The San Francisco Bay Area ain't what it used to be. It's become hostile, uptight, unfriendly, and everyone is over stretched/over stressed. It's pretty sad to think about the difference years ago and today. I live in a "small" little town where everyone talks about keeping the small country feel to the town. That actually makes me laugh out loud. Everyone is honking, swearing, and frustrated with each other. It certainly does not have a small town feel to it any longer. After all, the most common car, by far, is a Tesla. Definitely not a Chevy or a Toyota truck.
As a result, I do as much as I can to avoid shopping in town. I go one town over where the customers service is far superior and everyone, for the most part, just does the right thing in a business transaction. I also just returned from launching a new sim program in Texas. It went great. These two events got me thinking about competitive advantage in working with customers.
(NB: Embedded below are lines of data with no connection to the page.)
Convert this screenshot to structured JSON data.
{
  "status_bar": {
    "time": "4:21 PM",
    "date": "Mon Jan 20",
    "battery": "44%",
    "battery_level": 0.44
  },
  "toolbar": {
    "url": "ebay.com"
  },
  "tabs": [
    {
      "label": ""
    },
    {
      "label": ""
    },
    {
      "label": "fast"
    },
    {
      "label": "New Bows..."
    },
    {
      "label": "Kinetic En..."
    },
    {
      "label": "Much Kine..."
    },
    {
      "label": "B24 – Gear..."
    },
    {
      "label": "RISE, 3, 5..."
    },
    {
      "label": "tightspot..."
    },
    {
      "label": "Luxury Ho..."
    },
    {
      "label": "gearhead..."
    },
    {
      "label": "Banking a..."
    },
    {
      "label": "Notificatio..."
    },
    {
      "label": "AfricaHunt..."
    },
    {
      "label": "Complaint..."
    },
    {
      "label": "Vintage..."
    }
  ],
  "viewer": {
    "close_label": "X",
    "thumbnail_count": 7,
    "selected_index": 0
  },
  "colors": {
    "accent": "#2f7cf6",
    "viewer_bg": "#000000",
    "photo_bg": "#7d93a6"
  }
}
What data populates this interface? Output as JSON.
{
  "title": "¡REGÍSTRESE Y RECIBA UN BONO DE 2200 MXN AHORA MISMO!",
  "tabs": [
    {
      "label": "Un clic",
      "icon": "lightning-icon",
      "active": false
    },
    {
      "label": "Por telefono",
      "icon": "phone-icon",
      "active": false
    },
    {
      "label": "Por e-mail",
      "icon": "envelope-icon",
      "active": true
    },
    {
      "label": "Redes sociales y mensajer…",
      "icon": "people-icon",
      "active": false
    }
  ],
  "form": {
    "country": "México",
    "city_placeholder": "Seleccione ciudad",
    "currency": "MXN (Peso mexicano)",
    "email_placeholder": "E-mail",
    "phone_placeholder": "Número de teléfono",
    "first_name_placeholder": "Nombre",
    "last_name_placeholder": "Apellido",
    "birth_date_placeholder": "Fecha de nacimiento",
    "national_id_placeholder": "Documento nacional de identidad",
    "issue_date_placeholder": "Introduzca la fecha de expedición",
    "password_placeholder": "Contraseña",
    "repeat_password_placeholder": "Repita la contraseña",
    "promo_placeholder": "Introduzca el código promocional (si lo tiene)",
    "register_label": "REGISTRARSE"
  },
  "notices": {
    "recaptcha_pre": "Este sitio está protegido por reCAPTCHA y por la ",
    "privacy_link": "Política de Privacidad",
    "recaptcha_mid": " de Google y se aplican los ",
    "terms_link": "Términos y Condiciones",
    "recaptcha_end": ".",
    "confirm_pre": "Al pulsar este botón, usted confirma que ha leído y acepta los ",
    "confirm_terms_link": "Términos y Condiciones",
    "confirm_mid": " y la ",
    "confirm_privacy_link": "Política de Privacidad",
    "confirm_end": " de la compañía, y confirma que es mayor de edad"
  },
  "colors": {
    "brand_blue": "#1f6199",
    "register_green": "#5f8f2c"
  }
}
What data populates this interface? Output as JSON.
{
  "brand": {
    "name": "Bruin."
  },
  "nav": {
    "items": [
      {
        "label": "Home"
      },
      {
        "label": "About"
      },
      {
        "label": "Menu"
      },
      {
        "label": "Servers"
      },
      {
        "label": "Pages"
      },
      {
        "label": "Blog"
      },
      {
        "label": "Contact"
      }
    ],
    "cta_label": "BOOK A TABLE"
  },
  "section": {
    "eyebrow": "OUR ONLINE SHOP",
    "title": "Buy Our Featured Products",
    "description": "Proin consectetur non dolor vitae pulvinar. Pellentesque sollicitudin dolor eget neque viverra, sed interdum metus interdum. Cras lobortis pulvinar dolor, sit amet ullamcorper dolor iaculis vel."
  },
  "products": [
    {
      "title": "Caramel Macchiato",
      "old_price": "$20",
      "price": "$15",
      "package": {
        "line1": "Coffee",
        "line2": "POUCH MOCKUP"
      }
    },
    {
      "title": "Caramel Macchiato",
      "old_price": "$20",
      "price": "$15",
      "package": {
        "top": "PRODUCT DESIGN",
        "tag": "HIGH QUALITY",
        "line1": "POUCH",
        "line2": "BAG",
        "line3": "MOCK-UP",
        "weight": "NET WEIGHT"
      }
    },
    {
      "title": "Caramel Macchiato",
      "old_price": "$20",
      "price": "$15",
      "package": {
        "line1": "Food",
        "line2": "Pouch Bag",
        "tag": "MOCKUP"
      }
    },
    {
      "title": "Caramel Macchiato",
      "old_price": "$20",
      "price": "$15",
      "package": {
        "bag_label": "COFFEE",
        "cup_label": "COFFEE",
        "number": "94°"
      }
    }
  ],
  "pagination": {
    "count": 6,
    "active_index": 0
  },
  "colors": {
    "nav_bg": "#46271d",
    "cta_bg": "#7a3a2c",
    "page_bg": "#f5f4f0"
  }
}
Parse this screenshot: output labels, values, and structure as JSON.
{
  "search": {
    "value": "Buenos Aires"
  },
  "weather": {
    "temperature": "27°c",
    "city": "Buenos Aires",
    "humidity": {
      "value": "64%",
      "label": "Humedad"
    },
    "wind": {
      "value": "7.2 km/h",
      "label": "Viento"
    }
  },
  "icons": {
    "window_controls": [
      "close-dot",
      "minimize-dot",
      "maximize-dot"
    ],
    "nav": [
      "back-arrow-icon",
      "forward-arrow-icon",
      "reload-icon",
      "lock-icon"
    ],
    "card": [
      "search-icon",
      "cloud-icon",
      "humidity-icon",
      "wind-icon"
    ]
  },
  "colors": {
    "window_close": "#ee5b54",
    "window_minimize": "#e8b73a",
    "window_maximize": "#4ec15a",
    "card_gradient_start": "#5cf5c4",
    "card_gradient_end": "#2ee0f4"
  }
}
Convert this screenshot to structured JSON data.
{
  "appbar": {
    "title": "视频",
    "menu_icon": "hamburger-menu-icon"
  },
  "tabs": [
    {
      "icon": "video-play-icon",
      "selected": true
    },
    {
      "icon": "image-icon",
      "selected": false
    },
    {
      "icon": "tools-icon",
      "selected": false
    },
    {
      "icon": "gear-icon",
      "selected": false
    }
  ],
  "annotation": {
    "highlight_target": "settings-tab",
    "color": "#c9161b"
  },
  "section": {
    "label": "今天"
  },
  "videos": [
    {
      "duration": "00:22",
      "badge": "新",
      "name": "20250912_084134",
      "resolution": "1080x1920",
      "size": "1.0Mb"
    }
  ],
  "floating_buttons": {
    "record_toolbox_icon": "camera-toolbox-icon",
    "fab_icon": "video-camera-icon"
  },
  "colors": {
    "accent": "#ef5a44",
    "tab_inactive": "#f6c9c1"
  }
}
I've been creating business simulations for a pretty long time. Over 15 years, but over 13 years creating simulations for Fortune 500 companies. This has translated into over 100 custom sims and too many to count tailored of off the shelf solutions. Equally importantly, I've facilitated probably well over 500 programs for executives world wide. Some companies include Boeing, Caterpillar, Astrazenecca, Orbitz, McDonalds, and a ton more.
There are things I've learned that are probably worth sharing. Let's have a look at three lessons. Why three, because it feels balanced.
Behavioral Economics Demonstrates The Need for Business Strategy Gamification
First, it’s important to set a foundation by defining behavioral economics. BE studies the effects of psychological, social, cognitive, and emotional factors on the economic decisions of individuals and institutions and the consequences for market prices, returns, and resource allocation, although not always that narrowly, but also more generally, of the impact of different kinds of behavior, in different environments of varying experimental values. (source: Wikipedia). I have to say that this is actually a pretty easy to understand and overall nicely laid out description of such a complicated topic.
Apple has always boasted its position about security as a selling point or competitive advantage against the general windows world. But a side effect of Apple's success is that it has become more attractive to virus' and other computer threats.
Just today, Apple rolled out a critical security update for both Mac OS X and for its Safari web browser. You need to download it and install it for your own security. I can't believe I'm recommending this, but I also recommend something else.
Light weight and simple virus protection. I run Sophos as my virus protection. Is it the best? Nope. Is it totally non invasive and very good? Yup. It's the right balance between being secure and not knowing it's installed. Oh, and it's free. Nice!
Helping a friend run for a school board position made me realize two thing: Schools in California and still dysfunctional and traditional combined with new rules of PR is critically important.
I read the book, New Rules for PR by David Meerman Scott. It's a great and important book to read. But, from my experience there needs to be a balance approach. I felt that the book was trying to suggest old school relationship based PR tactics wasn't as important. I strongly disagree with this. I utilize and outside firm and I'm thrilled with their work. If you'd like a recommendation, drop me a note and I'll give you their name. Our tactics are a wonderful highbred of Inbound Marketing with outbound relevant and helpful placement. I love it. It's worked exceptionally well.
As for dysfunction of the California school system and business taxes, well that's an unfortunate story I'll summarize here…